“A well prepared and delivered pitch allows the investor to assess the two fundamentals for the investment decision-making process: risk and return. If the promoters demonstrate credibility, knowledge and expertise in the sector, commercial viability of the opportunity (stress tested against identified net risks), passion and preparedness, then chances of investment are higher,” explained Sele Inegbedion, Manager of the All On Hub.
Following the five pitches, the judges convened to deliberate on their decision and selected PAS Solar as the winner and Black Bit Solar as the runner up. Since the competition, both companies have received financing opportunities for their innovative solutions, demonstrating the value of a well-articulated and impactful investor pitch.
In-kind prizes for the winning companies included voice coaching from a professional voice coach and a three-month subscription to Fraym’s geospatial database that provides localized data to support decision making in emerging markets. Prizes seek to further build capacity within selected companies and assist them in future fundraising.

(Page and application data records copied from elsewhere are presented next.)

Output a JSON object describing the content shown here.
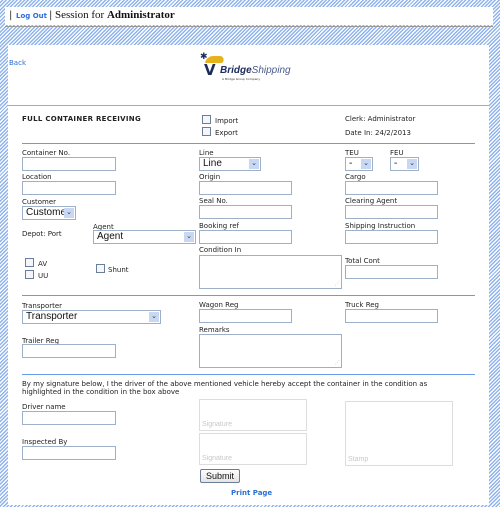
{
  "topbar": {
    "logout": "Log Out",
    "session_prefix": "Session for",
    "user": "Administrator"
  },
  "nav": {
    "back": "Back"
  },
  "logo": {
    "brand1": "Bridge",
    "brand2": "Shipping",
    "tagline": "A Bridge Group Company",
    "colors": {
      "yellow": "#e8b21c",
      "navy": "#1d2a5c"
    }
  },
  "header": {
    "title": "FULL CONTAINER RECEIVING",
    "import": "Import",
    "export": "Export",
    "clerk": "Clerk: Administrator",
    "date_in": "Date In: 24/2/2013"
  },
  "fields": {
    "container_no": "Container No.",
    "line": "Line",
    "line_value": "Line",
    "teu": "TEU",
    "teu_value": "-",
    "feu": "FEU",
    "feu_value": "-",
    "location": "Location",
    "origin": "Origin",
    "cargo": "Cargo",
    "customer": "Customer",
    "customer_value": "Customer",
    "seal_no": "Seal No.",
    "clearing_agent": "Clearing Agent",
    "depot": "Depot: Port",
    "agent": "Agent",
    "agent_value": "Agent",
    "booking_ref": "Booking ref",
    "shipping_instruction": "Shipping Instruction",
    "condition_in": "Condition In",
    "total_cont": "Total Cont",
    "av": "AV",
    "uu": "UU",
    "shunt": "Shunt",
    "transporter": "Transporter",
    "transporter_value": "Transporter",
    "wagon_reg": "Wagon Reg",
    "truck_reg": "Truck Reg",
    "remarks": "Remarks",
    "trailer_reg": "Trailer Reg"
  },
  "signature": {
    "statement": "By my signature below, I the driver of the above mentioned vehicle hereby accept the container in the condition as highlighted in the condition in the box above",
    "driver_name": "Driver name",
    "inspected_by": "Inspected By",
    "sig1": "Signature",
    "sig2": "Signature",
    "stamp": "Stamp"
  },
  "actions": {
    "submit": "Submit",
    "print": "Print Page"
  }
}
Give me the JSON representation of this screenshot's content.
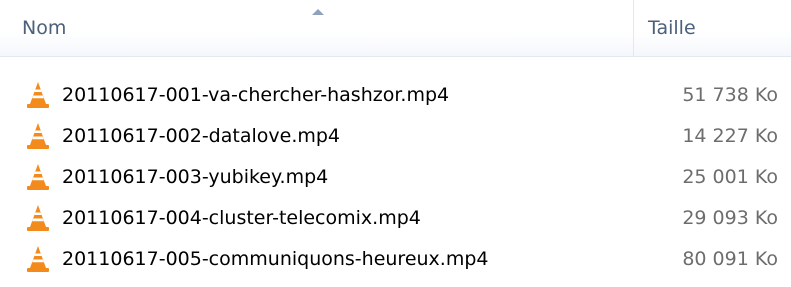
{
  "columns": {
    "name_label": "Nom",
    "size_label": "Taille",
    "sort_direction": "ascending"
  },
  "files": [
    {
      "name": "20110617-001-va-chercher-hashzor.mp4",
      "size": "51 738 Ko",
      "icon": "vlc-cone-icon"
    },
    {
      "name": "20110617-002-datalove.mp4",
      "size": "14 227 Ko",
      "icon": "vlc-cone-icon"
    },
    {
      "name": "20110617-003-yubikey.mp4",
      "size": "25 001 Ko",
      "icon": "vlc-cone-icon"
    },
    {
      "name": "20110617-004-cluster-telecomix.mp4",
      "size": "29 093 Ko",
      "icon": "vlc-cone-icon"
    },
    {
      "name": "20110617-005-communiquons-heureux.mp4",
      "size": "80 091 Ko",
      "icon": "vlc-cone-icon"
    }
  ],
  "colors": {
    "header_text": "#4c607a",
    "size_text": "#6d6d6d",
    "icon_orange": "#f28a1c",
    "icon_white": "#ffffff"
  }
}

When asked about their experience participating in the Solar Home System Pitch Competition, PAS Solar’s Country Manager, Olumide Sanya, shared, “PAS Solar has started equity fundraising, so this competition was very timely. The support we received from Power Africa is assisting our senior management team with ongoing engagements with interested investors.”
Black Bit Solar’s Group Managing Director/CEO, Wale Ajibade, shared, “the experience was refreshing and insightful and enabled us to reinforce our belief in the vision to light up Nigeria one home at a time. We are encouraged to do more to continue growing our agent network at the grassroots level while pitching to investors to scale our business to the next level.”
Following Power Africa’s December 2020 investor pitch session for mini-grid developers, two of the participants (Ventura and Darway Coast) secured debt financing from FCMB, a Nigerian commercial bank. Ventura received approximately $150,000 for the development of a mini-grid project located in Mebiowa Okposi in Ebonyi State. Darway Coast received $200,000 in debt financing from FCMB and is being approached by more investors such as ElectriFI and Power Africa partners All On and InfraCredit.
Power Africa will stay in touch with participating companies to track how they are using the skills they developed in the pitch competition to leverage investment opportunities. Visit Power Africa’s social media pages regularly for updates on investments in the power sector in Nigeria and significant progress made by these companies as they contribute towards electrifying Nigeria.
The USAID Power Africa Nigeria Power Sector Program, implemented by Deloitte, is the signature initiative of Power Africa in Nigeria. PA-NPSP has a target to enable 10,000 MW of new and rehabilitated generation capacity and 3,000,000 connections by 2023. PA-NPSP promotes Power Africa goals by working to increase electricity availability, access, and reliability throughout Nigeria. Learn more about Power Africa’s work in Nigeria by visiting https://www.usaid.gov/powerafrica/nigeria.